Ten Reasons to ponder
In essence, Visual Communication designers (graphic, web, illustration, etc) sell two things – ideas and time. Speculative presentations, by definition, require a designer to invest both their ideas and time without a guarantee of compensation.
Most professional-level designers won’t participate in speculative presentations since they take away time, a non-renewal asset, and resources away from bona fide projects with guaranteed revenue. The result is designers who participate in spec presentations are typically less experienced.
Lack of professional research
Successful design requires an investment in time to appropriately research the client company, its competitive landscape and the audience for the project. Since many speculative projects are run on a compressed schedule, adequate research cannot be done, resulting in designs that are more “pretty pictures,” rather than strategic design backed up with facts.
Needs of the client not met
Speculative requests are often a result of “I’ll know it when I see it,” thinking on the part of the client. The problem here is that it’s self-centered point-of-view rather than a position serving the needs and wants of the audience.
Spec projects are often myopic. They tend to be “one-off” pieces that don’t fit and may erode a company’s overall branding efforts.
Speculative projects reduce the value of the client/designer relationship. In point of fact, there is no relationship. The process becomes a competitive environment that often hinders a designer from doing his or her best.
Undermines consultive benefits
Spec requests tend to reduce the potential of design down to a commodity. Professional Communication Designers provide highly specific services which typically build upon each other to solidify a brand. Spec requests undermine the consultive benefits of the client/designer relationship.
Undervalues the profession
Designers who participate in speculative work are undervaluing their profession and encouraging the behavior. These are often neophytes who are lured in by the “dangling carrot” of more work down the road or payment if the client likes what they’ve done. Often that additional work never materializes and payment is well below industry averages.
Pitches and design don’t mix
Historically, it’s been a common practice for advertising agencies to create “pitches” that are typically punctuated with fully developed creative. However, the potential return on winning the business is significantly more than the return on investment a designer would receive from a single brochure or even a logo. Ad agencies, particularly larger agencies, generate much of their revenue from media commissions. In the past, commissions were their only source of revenue. The creative was “built-in.” A designer working on spec does not have the benefit, in most cases, to reap the financial rewards of a multimillion dollar campaign.
Designers approached for spec work should ask themselves why a client is making the request. Is it due to a lack of understanding of the industry? Perhaps there isn’t enough money in the budget? Is the client fuzzy about their goals and objectives? Any of these should throw up a red flag.
The lack of a contract does not a professional make

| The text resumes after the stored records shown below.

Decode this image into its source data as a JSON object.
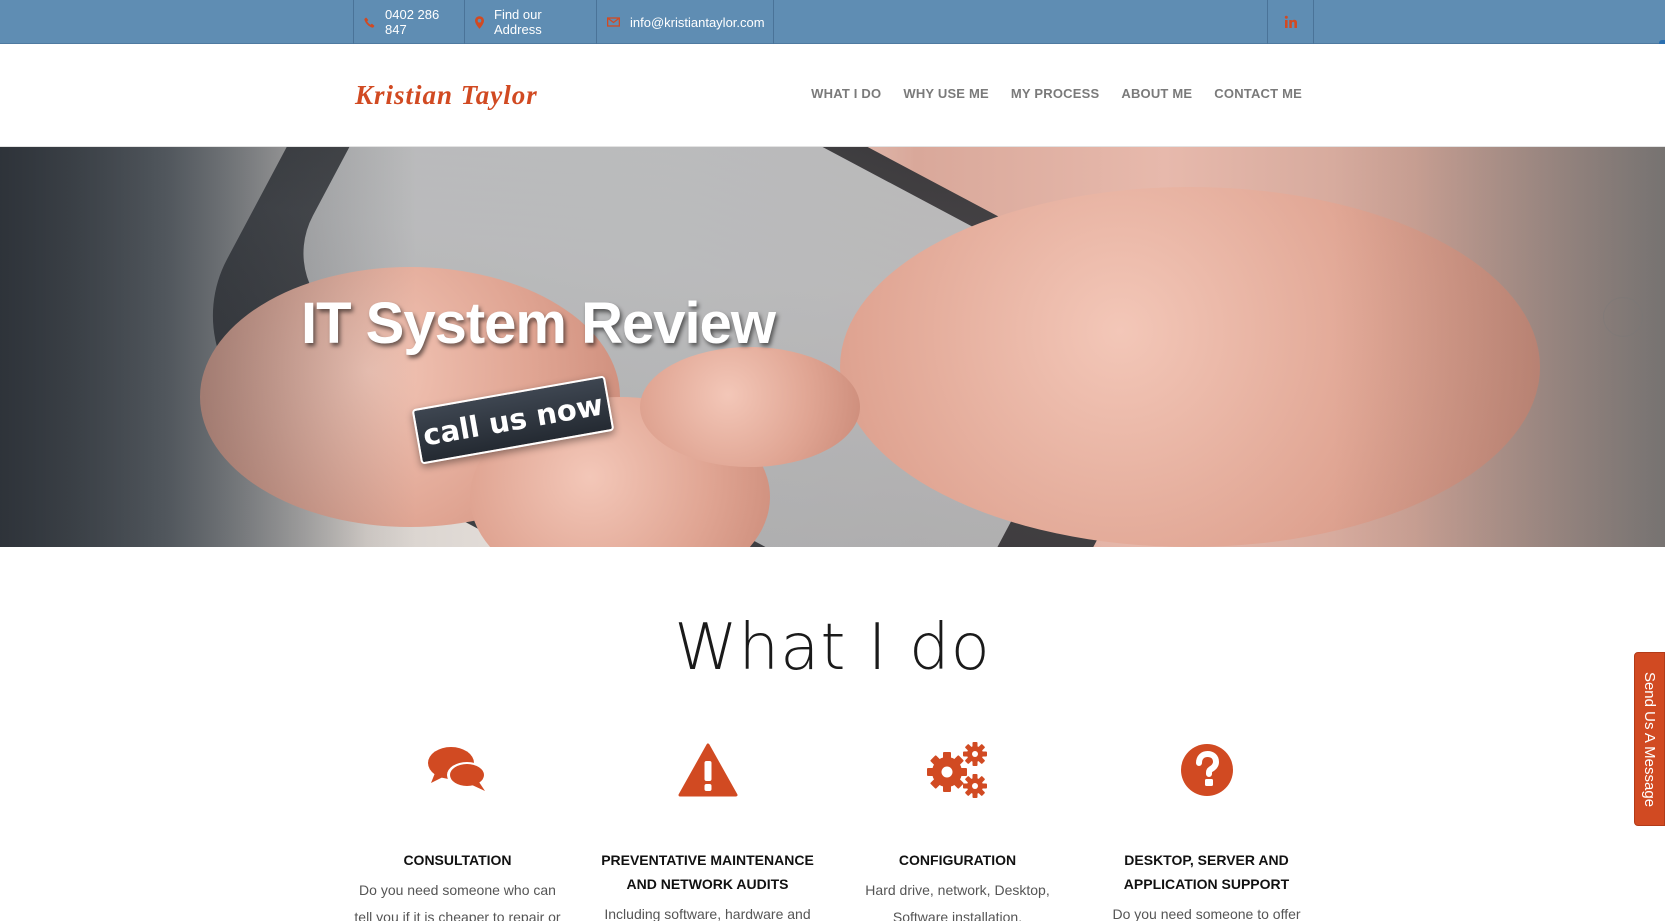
{
  "topbar": {
    "phone": "0402 286 847",
    "address_link": "Find our Address",
    "email": "info@kristiantaylor.com",
    "icons": {
      "phone": "phone-icon",
      "address": "map-marker-icon",
      "email": "envelope-icon",
      "social": "linkedin-icon"
    },
    "background_color": "#5f8db3",
    "icon_color": "#d14a22"
  },
  "header": {
    "logo_text": "Kristian Taylor",
    "nav": [
      {
        "label": "WHAT I DO"
      },
      {
        "label": "WHY USE ME"
      },
      {
        "label": "MY PROCESS"
      },
      {
        "label": "ABOUT ME"
      },
      {
        "label": "CONTACT ME"
      }
    ]
  },
  "hero": {
    "title": "IT System Review",
    "cta_label": "call us now"
  },
  "what_i_do": {
    "title": "What I do",
    "accent_color": "#d14a22",
    "services": [
      {
        "icon": "comments-icon",
        "title": "CONSULTATION",
        "text": "Do you need someone who can tell you if it is cheaper to repair or"
      },
      {
        "icon": "warning-icon",
        "title": "PREVENTATIVE MAINTENANCE AND NETWORK AUDITS",
        "text": "Including software, hardware and"
      },
      {
        "icon": "cogs-icon",
        "title": "CONFIGURATION",
        "text": "Hard drive, network, Desktop, Software installation."
      },
      {
        "icon": "question-circle-icon",
        "title": "DESKTOP, SERVER AND APPLICATION SUPPORT",
        "text": "Do you need someone to offer"
      }
    ]
  },
  "feedback_tab": {
    "label": "Send Us A Message"
  }
}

Speculative work is often done without contracts, thus removing any clear representation of “rights” to the artwork between the client and the designer. The result is that clients may feel they can pick and choose from the ideas the designer has presented and either do the project themselves, or take the ideas to another, cheaper designer — either option being a violation of the law. However, despite being a violation, the lack of a contract will make it difficult for the designer to prove his/her case, resulting in either an outright loss for the designer or a long, drawn out legal battle that is good for neither the designer nor the client.
Clients should ask themselves why a professional level designer would take on a spec project. Are they in fact professional level? Do they have the experience and abilities to do justice to the project and help it reach its goals? Is their heart and mind going to be committed to the project? If they have so much time on their hands that they’re willing to work on spec, why?
Original article by Neil Tortorella